I frequently find inspiration in magazines. Usually it’s an outfit or decorating scheme I want to re-create, or a book or an exhibition I want to see.
Every now and then, however, I get out my art supplies and try a project based on something I’ve seen in a magazine.
Many of the projects I’ve attempted are from the holiday issues of Martha Stewart Living magazine and the results become part of my decorating or celebrating traditions.
Since Martha Stewart Living is kicking off its 20th anniversary with the December 2010 issue, I thought I’d look back at some of my favorite holiday projects from over the years. Surprisingly none of my favorite craft projects made the “20 Years of Good Things” feature in the current magazine. Hmph, editors, what do they know?
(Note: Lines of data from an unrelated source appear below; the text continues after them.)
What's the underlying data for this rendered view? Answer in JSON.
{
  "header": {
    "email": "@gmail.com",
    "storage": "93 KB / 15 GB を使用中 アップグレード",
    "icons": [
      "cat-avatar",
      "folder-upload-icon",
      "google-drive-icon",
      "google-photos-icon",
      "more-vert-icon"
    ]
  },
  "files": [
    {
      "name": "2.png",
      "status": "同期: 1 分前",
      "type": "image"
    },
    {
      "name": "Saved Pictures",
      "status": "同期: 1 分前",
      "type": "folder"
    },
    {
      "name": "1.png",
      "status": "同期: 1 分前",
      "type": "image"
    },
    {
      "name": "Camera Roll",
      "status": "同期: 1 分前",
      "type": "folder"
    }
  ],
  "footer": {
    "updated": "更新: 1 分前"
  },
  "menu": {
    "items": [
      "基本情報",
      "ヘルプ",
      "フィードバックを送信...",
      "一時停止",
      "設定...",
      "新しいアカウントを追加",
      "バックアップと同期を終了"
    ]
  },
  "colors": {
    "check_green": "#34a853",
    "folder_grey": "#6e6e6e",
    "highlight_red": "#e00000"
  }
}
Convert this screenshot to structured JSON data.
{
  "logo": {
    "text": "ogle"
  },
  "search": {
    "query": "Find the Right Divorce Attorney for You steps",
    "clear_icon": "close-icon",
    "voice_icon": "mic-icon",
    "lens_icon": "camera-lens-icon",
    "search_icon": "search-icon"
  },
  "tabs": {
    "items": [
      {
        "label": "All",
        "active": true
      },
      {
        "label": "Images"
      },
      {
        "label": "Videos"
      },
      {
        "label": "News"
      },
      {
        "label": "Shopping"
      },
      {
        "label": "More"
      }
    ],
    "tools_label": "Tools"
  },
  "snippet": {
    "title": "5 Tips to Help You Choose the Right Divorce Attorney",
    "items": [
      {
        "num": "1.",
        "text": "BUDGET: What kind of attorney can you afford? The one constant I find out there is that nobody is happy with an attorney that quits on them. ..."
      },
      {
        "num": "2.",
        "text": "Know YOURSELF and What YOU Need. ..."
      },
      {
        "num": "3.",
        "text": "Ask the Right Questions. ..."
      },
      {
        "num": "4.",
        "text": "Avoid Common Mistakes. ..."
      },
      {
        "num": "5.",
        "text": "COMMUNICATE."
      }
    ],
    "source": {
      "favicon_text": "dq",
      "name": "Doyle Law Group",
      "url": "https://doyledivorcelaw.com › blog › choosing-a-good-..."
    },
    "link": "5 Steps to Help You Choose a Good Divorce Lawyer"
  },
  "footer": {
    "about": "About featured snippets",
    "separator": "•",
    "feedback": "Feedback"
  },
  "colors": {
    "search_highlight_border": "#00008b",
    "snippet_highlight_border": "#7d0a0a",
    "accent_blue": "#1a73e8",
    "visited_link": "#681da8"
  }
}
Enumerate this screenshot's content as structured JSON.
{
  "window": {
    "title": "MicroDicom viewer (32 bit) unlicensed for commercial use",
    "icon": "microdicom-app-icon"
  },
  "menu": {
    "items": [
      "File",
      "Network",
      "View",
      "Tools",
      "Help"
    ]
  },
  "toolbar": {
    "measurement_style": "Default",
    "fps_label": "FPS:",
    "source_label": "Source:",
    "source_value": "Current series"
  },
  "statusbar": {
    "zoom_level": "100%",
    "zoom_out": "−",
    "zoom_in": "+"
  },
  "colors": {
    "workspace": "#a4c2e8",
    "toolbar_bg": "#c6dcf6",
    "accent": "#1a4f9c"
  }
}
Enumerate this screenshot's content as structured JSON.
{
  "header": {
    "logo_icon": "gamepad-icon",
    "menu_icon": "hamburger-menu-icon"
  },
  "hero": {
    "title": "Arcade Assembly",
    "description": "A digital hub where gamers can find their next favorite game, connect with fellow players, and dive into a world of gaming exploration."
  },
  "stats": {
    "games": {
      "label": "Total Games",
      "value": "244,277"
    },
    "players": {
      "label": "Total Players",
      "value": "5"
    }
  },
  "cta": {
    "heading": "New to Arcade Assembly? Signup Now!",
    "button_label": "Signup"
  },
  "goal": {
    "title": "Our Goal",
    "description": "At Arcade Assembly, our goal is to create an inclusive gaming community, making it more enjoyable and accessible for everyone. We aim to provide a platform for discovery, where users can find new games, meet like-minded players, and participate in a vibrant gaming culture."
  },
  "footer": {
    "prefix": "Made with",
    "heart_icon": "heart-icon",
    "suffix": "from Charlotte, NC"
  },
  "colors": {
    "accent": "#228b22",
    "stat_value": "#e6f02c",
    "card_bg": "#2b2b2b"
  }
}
- Translucent wrapping paper. Back in December 2001, Martha Stewart Living suggested wrapping presents in translucent paper. Simple enough. The special touch comes in making a series of folds and creases in the glassine or tissue paper to create patterns. This is a particularly effective treatment for books, magazines or anything else that comes in beautiful packaging of its own. My take on this is to use tracing paper leftover from design projects and to simulate a plaid pattern.
- Fortune cookies. There were directions for making paper fortune cookies in that December 2001 issue too. The idea was to use the cookies as bill holders, sliding the cash and a New Year’s prediction inside. I like the cookies simply for the shape and use them as gift toppers on presents packed in “food” takeaway boxes with a holiday or birthday message as the “fortune.”
- Snowflakes and doilies. Last Christmas, I combined two ideas I found in the December 2006 Martha Stewart Living magazine. One was paper snowflakes suspended with monofilament, the other was using paper doilies to adorn gifts. The doily idea was from a feature recapping 15 years of packing ideas and was originally used in a 2004 feature on Valentine’s Day gifts. I combined the two ideas when I topped dramatic snowflake paper with a large paper snowflake.
- Shopping bag ornaments. These are probably my all-time favorites, from the December 2005 issue. Tiny paper shopping bags with twine handles and stuffed with tissue paper (such a lovely detail). That first year I used a lot of the tiny bags and I loved the homemade touch they added to the tree; last year I only used ones that tied into my red, silver and white color scheme.